(Records from a dataset)
= = = = = = =

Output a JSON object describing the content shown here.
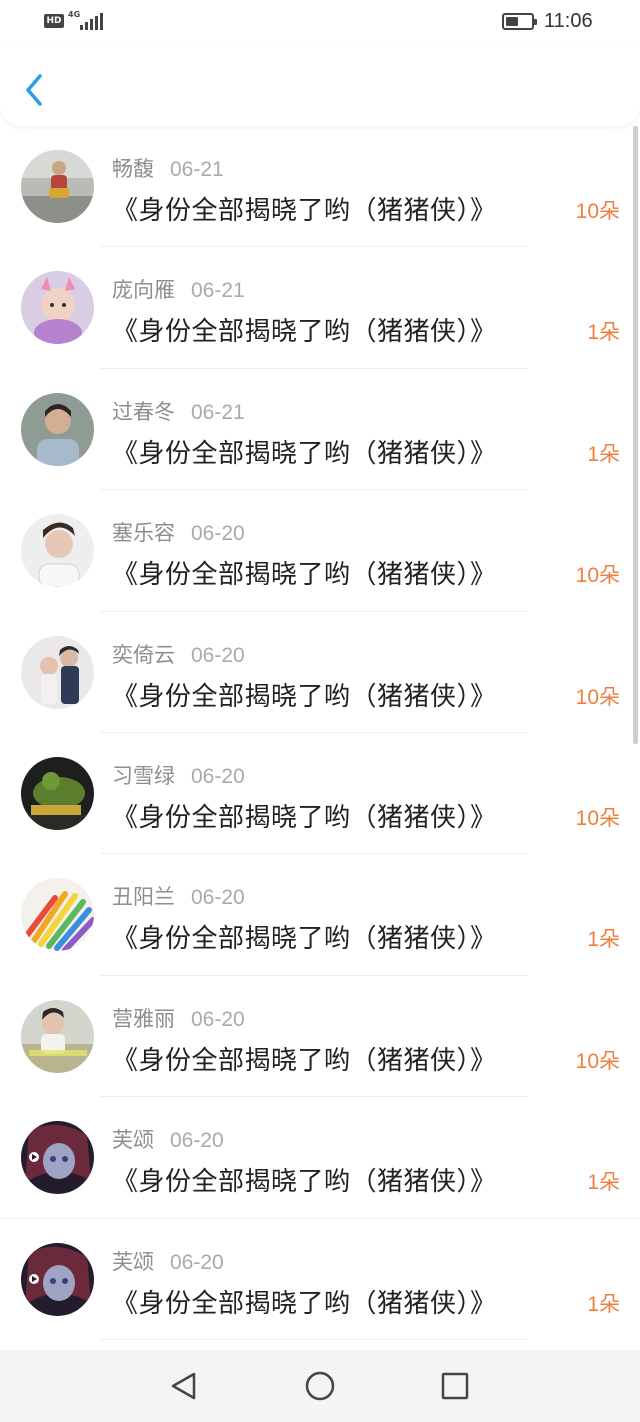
{
  "status_bar": {
    "hd": "HD",
    "network": "4G",
    "time": "11:06"
  },
  "header": {
    "back_icon": "chevron-left-icon",
    "accent_color": "#2b9bea"
  },
  "list": {
    "items": [
      {
        "name": "畅馥",
        "date": "06-21",
        "title": "《身份全部揭晓了哟（猪猪侠）》",
        "flowers": "10朵"
      },
      {
        "name": "庞向雁",
        "date": "06-21",
        "title": "《身份全部揭晓了哟（猪猪侠）》",
        "flowers": "1朵"
      },
      {
        "name": "过春冬",
        "date": "06-21",
        "title": "《身份全部揭晓了哟（猪猪侠）》",
        "flowers": "1朵"
      },
      {
        "name": "塞乐容",
        "date": "06-20",
        "title": "《身份全部揭晓了哟（猪猪侠）》",
        "flowers": "10朵"
      },
      {
        "name": "奕倚云",
        "date": "06-20",
        "title": "《身份全部揭晓了哟（猪猪侠）》",
        "flowers": "10朵"
      },
      {
        "name": "习雪绿",
        "date": "06-20",
        "title": "《身份全部揭晓了哟（猪猪侠）》",
        "flowers": "10朵"
      },
      {
        "name": "丑阳兰",
        "date": "06-20",
        "title": "《身份全部揭晓了哟（猪猪侠）》",
        "flowers": "1朵"
      },
      {
        "name": "营雅丽",
        "date": "06-20",
        "title": "《身份全部揭晓了哟（猪猪侠）》",
        "flowers": "10朵"
      },
      {
        "name": "芙颂",
        "date": "06-20",
        "title": "《身份全部揭晓了哟（猪猪侠）》",
        "flowers": "1朵"
      },
      {
        "name": "芙颂",
        "date": "06-20",
        "title": "《身份全部揭晓了哟（猪猪侠）》",
        "flowers": "1朵"
      }
    ]
  },
  "nav_bar": {
    "icons": [
      "back-triangle-icon",
      "home-circle-icon",
      "recents-square-icon"
    ]
  },
  "colors": {
    "flowers": "#ee7f3e",
    "name": "#8e8e8e",
    "title": "#222222"
  }
}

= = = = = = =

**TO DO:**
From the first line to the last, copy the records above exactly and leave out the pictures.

**PROBLEM SOLUTION:**
Output a JSON object describing the content shown here.
{
  "status_bar": {
    "hd": "HD",
    "network": "4G",
    "time": "11:06"
  },
  "header": {
    "back_icon": "chevron-left-icon",
    "accent_color": "#2b9bea"
  },
  "list": {
    "items": [
      {
        "name": "畅馥",
        "date": "06-21",
        "title": "《身份全部揭晓了哟（猪猪侠）》",
        "flowers": "10朵"
      },
      {
        "name": "庞向雁",
        "date": "06-21",
        "title": "《身份全部揭晓了哟（猪猪侠）》",
        "flowers": "1朵"
      },
      {
        "name": "过春冬",
        "date": "06-21",
        "title": "《身份全部揭晓了哟（猪猪侠）》",
        "flowers": "1朵"
      },
      {
        "name": "塞乐容",
        "date": "06-20",
        "title": "《身份全部揭晓了哟（猪猪侠）》",
        "flowers": "10朵"
      },
      {
        "name": "奕倚云",
        "date": "06-20",
        "title": "《身份全部揭晓了哟（猪猪侠）》",
        "flowers": "10朵"
      },
      {
        "name": "习雪绿",
        "date": "06-20",
        "title": "《身份全部揭晓了哟（猪猪侠）》",
        "flowers": "10朵"
      },
      {
        "name": "丑阳兰",
        "date": "06-20",
        "title": "《身份全部揭晓了哟（猪猪侠）》",
        "flowers": "1朵"
      },
      {
        "name": "营雅丽",
        "date": "06-20",
        "title": "《身份全部揭晓了哟（猪猪侠）》",
        "flowers": "10朵"
      },
      {
        "name": "芙颂",
        "date": "06-20",
        "title": "《身份全部揭晓了哟（猪猪侠）》",
        "flowers": "1朵"
      },
      {
        "name": "芙颂",
        "date": "06-20",
        "title": "《身份全部揭晓了哟（猪猪侠）》",
        "flowers": "1朵"
      }
    ]
  },
  "nav_bar": {
    "icons": [
      "back-triangle-icon",
      "home-circle-icon",
      "recents-square-icon"
    ]
  },
  "colors": {
    "flowers": "#ee7f3e",
    "name": "#8e8e8e",
    "title": "#222222"
  }
}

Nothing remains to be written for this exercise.